Data entries:
★ ★ ★

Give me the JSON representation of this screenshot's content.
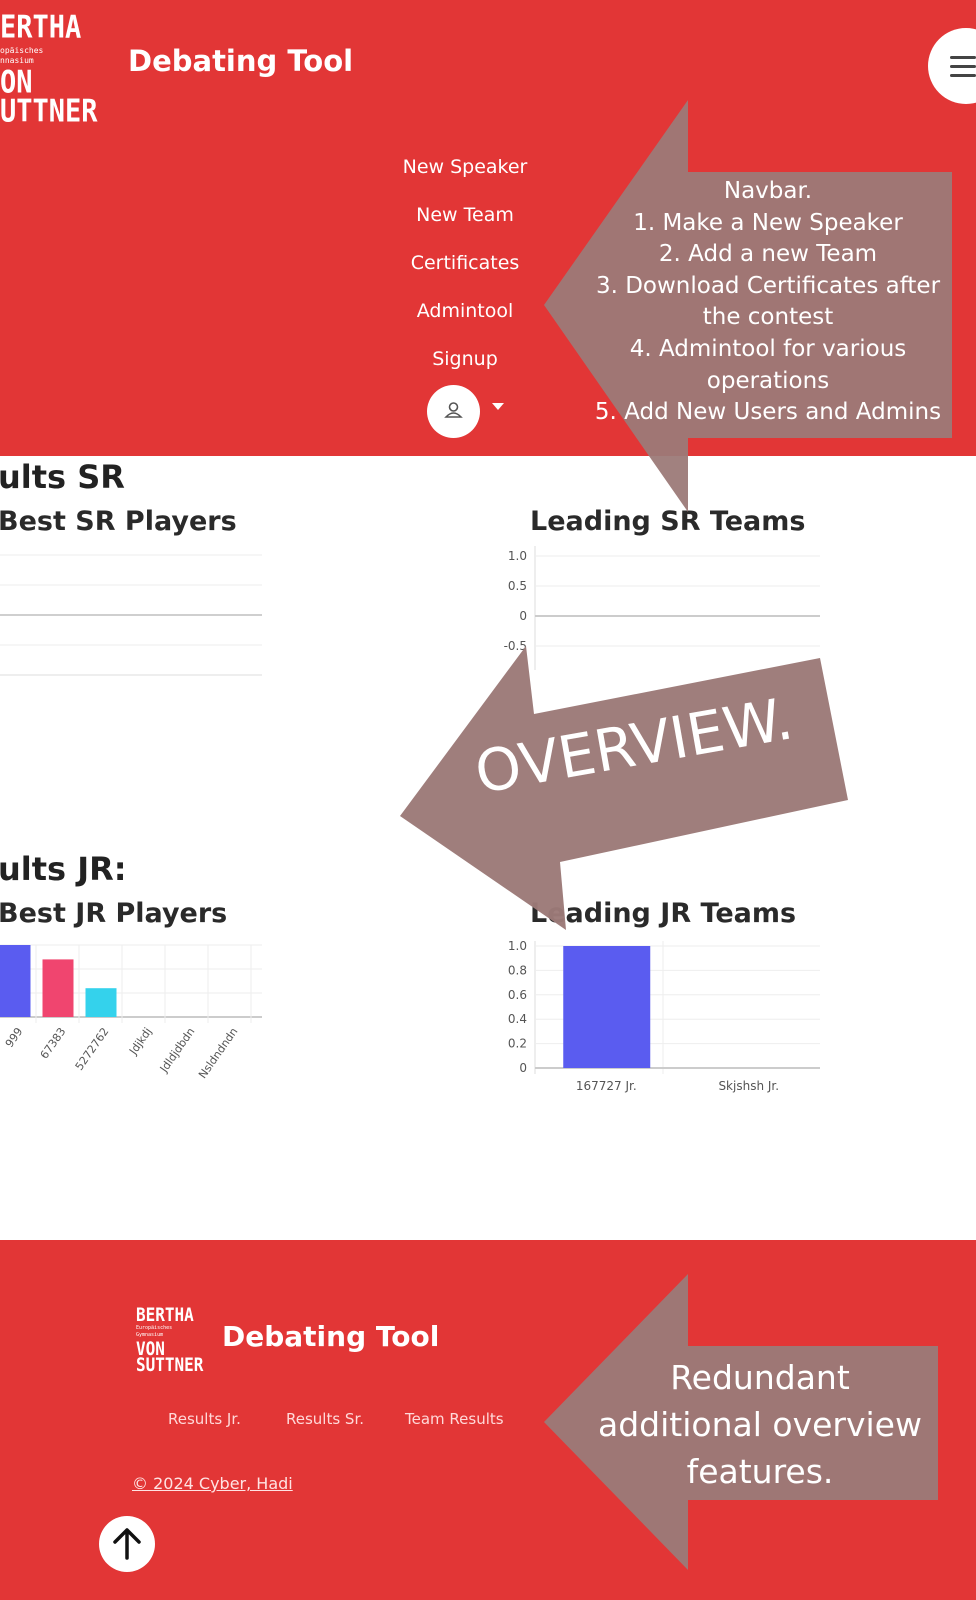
{
  "header": {
    "logo": {
      "line1": "ERTHA",
      "small1": "opäisches",
      "small2": "nnasium",
      "line2": "ON",
      "line3": "UTTNER"
    },
    "title": "Debating Tool",
    "menu_icon": "hamburger-menu-icon",
    "nav": [
      "New Speaker",
      "New Team",
      "Certificates",
      "Admintool",
      "Signup"
    ],
    "user_icon": "user-icon",
    "caret_icon": "caret-down-icon"
  },
  "callouts": {
    "navbar": [
      "Navbar.",
      "1. Make a New Speaker",
      "2. Add a new Team",
      "3. Download Certificates after",
      "the contest",
      "4. Admintool for various",
      "operations",
      "5. Add New Users and Admins"
    ],
    "overview": "OVERVIEW.",
    "redundant": [
      "Redundant",
      "additional overview",
      "features."
    ],
    "color": "#9c7a78"
  },
  "results_sr": {
    "heading": "ults SR",
    "players_title": "Best SR Players",
    "teams_title": "Leading SR Teams"
  },
  "results_jr": {
    "heading": "ults JR:",
    "players_title": "Best JR Players",
    "teams_title": "Leading JR Teams"
  },
  "chart_data": [
    {
      "type": "bar",
      "title": "Best SR Players",
      "categories": [],
      "values": [],
      "grid": true
    },
    {
      "type": "bar",
      "title": "Leading SR Teams",
      "categories": [],
      "values": [],
      "yticks": [
        "1.0",
        "0.5",
        "0",
        "-0.5"
      ],
      "ylim": [
        -0.5,
        1.0
      ],
      "grid": true
    },
    {
      "type": "bar",
      "title": "Best JR Players",
      "categories": [
        "999",
        "67383",
        "5272762",
        "Jdjkdj",
        "Jdldjdbdn",
        "Nsldndndn"
      ],
      "values": [
        1.0,
        0.8,
        0.4,
        0,
        0,
        0
      ],
      "colors": [
        "#5a5cf0",
        "#f0456f",
        "#34d2ec",
        "#cccccc",
        "#cccccc",
        "#cccccc"
      ],
      "grid": true
    },
    {
      "type": "bar",
      "title": "Leading JR Teams",
      "categories": [
        "167727 Jr.",
        "Skjshsh Jr."
      ],
      "values": [
        1.0,
        0
      ],
      "yticks": [
        "1.0",
        "0.8",
        "0.6",
        "0.4",
        "0.2",
        "0"
      ],
      "ylim": [
        0,
        1.0
      ],
      "bar_color": "#5a5cf0",
      "grid": true
    }
  ],
  "footer": {
    "logo": {
      "line1": "BERTHA",
      "small1": "Europäisches",
      "small2": "Gymnasium",
      "line2": "VON",
      "line3": "SUTTNER"
    },
    "title": "Debating Tool",
    "links": [
      "Results Jr.",
      "Results Sr.",
      "Team Results"
    ],
    "copyright": "© 2024  Cyber, Hadi",
    "scroll_top_icon": "arrow-up-icon"
  },
  "colors": {
    "brand_red": "#e23636",
    "callout": "#9c7a78",
    "bar_blue": "#5a5cf0"
  }
}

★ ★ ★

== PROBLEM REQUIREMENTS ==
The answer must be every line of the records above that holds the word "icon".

== ANSWER ==
    "menu_icon": "hamburger-menu-icon",
    "user_icon": "user-icon",
    "caret_icon": "caret-down-icon"
    "scroll_top_icon": "arrow-up-icon"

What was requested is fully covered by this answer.